“I’ve thought about what being famous does to you,” Baio said. “As I go through life, I’ve seen that it has skewed my thinking on some things. [In See Dad Run] we get to do that in a comedic way.”
Albanese added, “When you have a No. 1 on the call sheet, rarely does anybody ever say ‘no’ to that person. That person gets everything they want. Now you come home, and it’s time for you to take out the garbage, and don’t forget to load the dishwasher. It’s a 180 from the life you’ve lived.”
The show features plenty of adjusting-to-life-off-set antics – a devoted production assistant starts orchestrating David’s home life like it’s a TV set – but while Baio sees dealing with fame as a prevalent theme on the show, Labyourteaux notes that it’s not the focus.
“We always said if you’re making a cake [the fame theme] would be the icing on the cake, but the actual cake of the show is a fish out of water story, someone who’s new at what he’s doing,” he said.
Like Family Ties, Roseanne, Modern Family, and other family sitcoms that came before it, See Dad Run’s creators – along with showrunners Nat Bernstein and Mitchel Katlin – hope to reflect some of what the contemporary American family looks like, particularly with the experience of switching parental roles. The series follows other TV shows that feature stay-at-home dads, such as Parenthood and Growing Pains.
“Nowadays the roles are switching as far as who wears the pants in the family and who doesn’t. I think it’s something most women can relate to – juggling kids and a career and being the breadwinner,” Ubach said.
While mirroring modern families, See Dad Run’s writers also hope the show is a call-back to great family sitcoms of the past. Inspirational parental figures, families sitting down for dinner all at the same time – “We hope to bring that back to TV,” Albanese said.
The creators said that it dawned on the writers how rare great father figures are on current TV shows. When the writers discussed creating a guest role for an actor from another sitcom to play a rival to David, “in the writers room we were saying, ‘He can have this great tête-à-tête with another one of America’s No. 1 dads. Who is a great dad of a great family sitcom in the last ten years?’ And the whole room was silent,” Albanese recalled. “Where are these sitcoms that show these great, strong dads? And for us, we gotta go back 20 years to Cosby.”

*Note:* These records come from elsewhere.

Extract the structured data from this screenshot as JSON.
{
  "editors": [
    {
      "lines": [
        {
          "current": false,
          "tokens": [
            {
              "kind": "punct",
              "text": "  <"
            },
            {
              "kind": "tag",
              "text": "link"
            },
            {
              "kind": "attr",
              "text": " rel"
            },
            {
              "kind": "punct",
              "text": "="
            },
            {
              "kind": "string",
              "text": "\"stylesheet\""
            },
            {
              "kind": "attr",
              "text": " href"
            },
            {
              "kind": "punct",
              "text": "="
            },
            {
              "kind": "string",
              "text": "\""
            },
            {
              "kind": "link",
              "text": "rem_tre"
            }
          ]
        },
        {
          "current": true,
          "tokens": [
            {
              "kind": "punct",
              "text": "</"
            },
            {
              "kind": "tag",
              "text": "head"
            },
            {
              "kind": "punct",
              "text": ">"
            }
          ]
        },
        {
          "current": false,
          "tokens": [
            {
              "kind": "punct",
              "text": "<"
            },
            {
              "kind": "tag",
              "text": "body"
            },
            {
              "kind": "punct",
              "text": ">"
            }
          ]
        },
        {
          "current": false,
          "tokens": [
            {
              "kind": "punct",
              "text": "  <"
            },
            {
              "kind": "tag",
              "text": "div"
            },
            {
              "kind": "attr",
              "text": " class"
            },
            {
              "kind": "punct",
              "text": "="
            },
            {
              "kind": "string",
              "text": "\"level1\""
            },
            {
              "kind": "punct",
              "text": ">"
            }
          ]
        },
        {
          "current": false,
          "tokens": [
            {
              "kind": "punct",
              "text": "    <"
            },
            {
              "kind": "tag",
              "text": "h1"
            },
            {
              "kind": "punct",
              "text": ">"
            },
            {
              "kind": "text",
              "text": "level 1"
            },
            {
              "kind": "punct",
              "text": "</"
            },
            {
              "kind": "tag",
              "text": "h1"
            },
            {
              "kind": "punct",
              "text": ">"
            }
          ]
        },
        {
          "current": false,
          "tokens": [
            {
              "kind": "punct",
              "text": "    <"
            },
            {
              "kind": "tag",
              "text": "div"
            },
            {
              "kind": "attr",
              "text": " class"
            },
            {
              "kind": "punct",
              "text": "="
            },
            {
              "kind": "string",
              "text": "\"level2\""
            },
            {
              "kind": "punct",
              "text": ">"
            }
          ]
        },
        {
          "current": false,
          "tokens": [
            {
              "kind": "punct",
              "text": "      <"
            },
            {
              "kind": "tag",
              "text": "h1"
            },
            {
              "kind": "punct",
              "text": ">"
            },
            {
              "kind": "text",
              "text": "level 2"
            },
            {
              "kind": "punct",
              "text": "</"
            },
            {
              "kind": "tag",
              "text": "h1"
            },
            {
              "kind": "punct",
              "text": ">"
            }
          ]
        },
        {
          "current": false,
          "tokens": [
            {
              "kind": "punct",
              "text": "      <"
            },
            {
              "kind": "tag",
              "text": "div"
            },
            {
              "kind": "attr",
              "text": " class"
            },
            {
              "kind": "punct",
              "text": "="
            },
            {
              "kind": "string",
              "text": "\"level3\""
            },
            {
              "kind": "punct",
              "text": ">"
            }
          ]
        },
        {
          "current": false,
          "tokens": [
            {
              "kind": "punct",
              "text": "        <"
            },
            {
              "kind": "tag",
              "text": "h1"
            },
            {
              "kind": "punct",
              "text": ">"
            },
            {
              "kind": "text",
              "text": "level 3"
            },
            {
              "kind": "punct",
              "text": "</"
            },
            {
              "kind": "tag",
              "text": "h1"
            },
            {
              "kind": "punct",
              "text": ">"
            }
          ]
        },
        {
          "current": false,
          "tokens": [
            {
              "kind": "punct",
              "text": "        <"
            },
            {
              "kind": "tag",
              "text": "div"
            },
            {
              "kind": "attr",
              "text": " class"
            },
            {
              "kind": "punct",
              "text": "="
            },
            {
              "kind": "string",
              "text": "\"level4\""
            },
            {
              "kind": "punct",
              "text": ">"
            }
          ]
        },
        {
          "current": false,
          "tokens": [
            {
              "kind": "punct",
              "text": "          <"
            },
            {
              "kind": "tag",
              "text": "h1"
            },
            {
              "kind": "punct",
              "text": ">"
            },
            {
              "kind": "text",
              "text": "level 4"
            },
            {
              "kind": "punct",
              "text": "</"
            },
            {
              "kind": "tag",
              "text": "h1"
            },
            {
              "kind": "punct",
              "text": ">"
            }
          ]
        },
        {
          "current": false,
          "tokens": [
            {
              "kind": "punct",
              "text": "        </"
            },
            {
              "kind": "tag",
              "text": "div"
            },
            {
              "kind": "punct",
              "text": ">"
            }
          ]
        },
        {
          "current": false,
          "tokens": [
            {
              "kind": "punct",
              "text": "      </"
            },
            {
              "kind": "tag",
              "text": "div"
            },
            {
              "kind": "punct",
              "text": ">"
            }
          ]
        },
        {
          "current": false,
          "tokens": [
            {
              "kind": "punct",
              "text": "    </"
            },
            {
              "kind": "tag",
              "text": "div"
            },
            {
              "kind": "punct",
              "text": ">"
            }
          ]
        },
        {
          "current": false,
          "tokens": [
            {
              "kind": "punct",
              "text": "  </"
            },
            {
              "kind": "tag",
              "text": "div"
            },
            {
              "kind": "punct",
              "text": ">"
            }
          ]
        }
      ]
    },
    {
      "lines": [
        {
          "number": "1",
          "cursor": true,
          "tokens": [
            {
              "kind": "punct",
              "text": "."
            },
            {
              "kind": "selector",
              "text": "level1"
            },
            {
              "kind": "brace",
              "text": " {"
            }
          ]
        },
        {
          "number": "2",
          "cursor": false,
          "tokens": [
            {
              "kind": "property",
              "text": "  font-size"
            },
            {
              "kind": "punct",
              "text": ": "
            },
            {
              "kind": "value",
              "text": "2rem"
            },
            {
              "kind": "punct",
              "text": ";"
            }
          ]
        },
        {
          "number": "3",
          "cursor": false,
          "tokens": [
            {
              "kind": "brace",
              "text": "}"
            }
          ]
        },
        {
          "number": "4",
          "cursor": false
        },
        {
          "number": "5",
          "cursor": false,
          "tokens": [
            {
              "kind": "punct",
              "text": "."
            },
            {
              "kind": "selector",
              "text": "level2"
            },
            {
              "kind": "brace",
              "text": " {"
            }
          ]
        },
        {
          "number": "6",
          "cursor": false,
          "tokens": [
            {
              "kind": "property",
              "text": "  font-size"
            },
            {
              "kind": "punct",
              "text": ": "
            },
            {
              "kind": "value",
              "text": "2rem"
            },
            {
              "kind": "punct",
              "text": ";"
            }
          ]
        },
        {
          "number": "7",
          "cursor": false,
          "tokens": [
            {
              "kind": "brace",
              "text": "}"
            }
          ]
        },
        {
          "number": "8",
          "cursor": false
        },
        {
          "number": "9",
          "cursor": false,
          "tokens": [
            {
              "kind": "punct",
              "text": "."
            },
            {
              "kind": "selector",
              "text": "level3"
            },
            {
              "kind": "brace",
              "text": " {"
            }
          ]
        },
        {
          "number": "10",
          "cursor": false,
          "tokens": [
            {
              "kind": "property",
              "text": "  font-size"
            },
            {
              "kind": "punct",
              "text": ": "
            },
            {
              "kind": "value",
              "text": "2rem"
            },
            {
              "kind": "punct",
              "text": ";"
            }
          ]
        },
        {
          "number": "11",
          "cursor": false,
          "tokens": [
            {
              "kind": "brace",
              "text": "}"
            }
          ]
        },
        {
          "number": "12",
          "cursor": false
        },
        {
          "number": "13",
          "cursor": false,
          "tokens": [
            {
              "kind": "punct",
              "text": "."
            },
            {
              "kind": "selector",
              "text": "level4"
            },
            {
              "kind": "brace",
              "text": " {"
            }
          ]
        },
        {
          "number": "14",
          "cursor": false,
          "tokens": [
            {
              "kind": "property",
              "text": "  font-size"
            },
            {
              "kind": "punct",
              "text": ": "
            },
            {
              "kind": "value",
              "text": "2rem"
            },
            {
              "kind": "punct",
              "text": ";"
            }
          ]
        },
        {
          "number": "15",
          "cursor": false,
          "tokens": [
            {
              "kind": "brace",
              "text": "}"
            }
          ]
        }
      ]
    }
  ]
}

Ultimately, though, See Dad Run highlights the learning curve David is on to become a great real-life dad, to comical effect.
See Dad Run premieres on Sunday, Oct. 14 at 8 p.m.
See Dad Run